The small unit dynamics of the squad, especially in the bunker scenes ring true. The soldier banter is realistic. The comradery is what you expect for a squad that had gone through all they went through. The attitudes of the enlisted and the officers in the German army circa 1943 are well displayed. The cynicism and defeatism is apparent.
CRITIQUE: “Cross of Iron” is a special movie. There is no other war movie quite like it. It has the Peckinpah touch throughout it – the trademark slow motion violence, the iconoclastic anti-hero, the lack of respect for authority. An American war movie concentrating on Germans on the Eastern Front is unique.
The movie is certainly action-packed with lots of explosions. It is a great combat movie and has several combat scenes that are among the best filmed. It does have its exposition parts (which are necessary to develop the conflict between Steiner and Stransky and to explain Brandt’s role in the triangle), but the movie is definitely not wordy.
The movie is an excellent depiction of small unit warfare, but it also gives a taste of command. Brandt is a sympathetic soldiers-general and Keisel represents another type – the cynical staff officer. Stransky is yet another type – the chicken-hearted glory hound. Steiner portrays the hardened NCO who cares more for the survival of his men than the “big picture”. The movie is refreshingly free of the stereotyped evil Nazis. Stransky is not a Nazi – he is an aristocrat who is fighting for his family honor, not Hitler.
The acting is outstanding. Coburn deserved an Academy Award nomination and has one of his best roles. He is perfect as Steiner. He is ably supported by Mason, Warner, and Schell. I especially enjoyed Warner’s cynical Keisel. He is riveting whenever he appears. Schell is appropriately loathsome. The unknown actors who make up the squad also do a good job.
The ending has drawn mixed reviews. I personally did not like it. I found it out of character that after killing Treibig, Steiner does not kill the more despicable Stransky. Why would he suddenly change his mind? Then Stransky in a character-flip does not kill Steiner when he turns his back on him. Either one of these character shifts would be hard to swallow, but both? I did not mind the abrupt halt to the movie.
CONCLUSION: If you want a war movie that is adrenalin-fueled and well-acted, try “Cross of Iron”. It is not subtle, but it is not one-dimensional either. It is definitely underrated at #64. It seems incredible that it is only two places higher than “Castle Keep”! I feel confident it will be in the top fifty of my 100 Best War Movies list.
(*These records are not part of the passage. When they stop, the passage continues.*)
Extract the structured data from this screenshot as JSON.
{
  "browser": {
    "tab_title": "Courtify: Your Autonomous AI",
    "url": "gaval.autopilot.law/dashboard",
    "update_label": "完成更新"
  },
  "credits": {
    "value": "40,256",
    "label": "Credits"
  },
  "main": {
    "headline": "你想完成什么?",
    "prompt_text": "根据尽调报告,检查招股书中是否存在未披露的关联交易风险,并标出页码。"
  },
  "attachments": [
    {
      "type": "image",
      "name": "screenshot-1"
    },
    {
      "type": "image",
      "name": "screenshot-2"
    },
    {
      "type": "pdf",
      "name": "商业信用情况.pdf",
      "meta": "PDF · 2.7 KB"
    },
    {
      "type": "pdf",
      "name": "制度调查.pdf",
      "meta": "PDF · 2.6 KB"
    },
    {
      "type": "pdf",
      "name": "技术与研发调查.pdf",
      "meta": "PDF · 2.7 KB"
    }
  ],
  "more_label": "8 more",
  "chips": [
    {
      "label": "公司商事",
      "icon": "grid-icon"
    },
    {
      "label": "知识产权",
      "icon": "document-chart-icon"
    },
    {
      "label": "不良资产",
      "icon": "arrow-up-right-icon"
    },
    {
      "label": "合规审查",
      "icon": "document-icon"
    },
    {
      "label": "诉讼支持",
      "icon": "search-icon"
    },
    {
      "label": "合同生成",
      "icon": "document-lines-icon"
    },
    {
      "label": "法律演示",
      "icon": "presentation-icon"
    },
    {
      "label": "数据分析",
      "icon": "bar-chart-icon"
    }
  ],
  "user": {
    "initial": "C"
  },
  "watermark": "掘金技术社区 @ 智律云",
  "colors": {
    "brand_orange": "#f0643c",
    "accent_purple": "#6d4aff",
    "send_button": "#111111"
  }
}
By the way, that is a great movie poster.
COMING UP: I will be reviewing the History Channel special on "Gettysburg" on May 30 at 9 EST.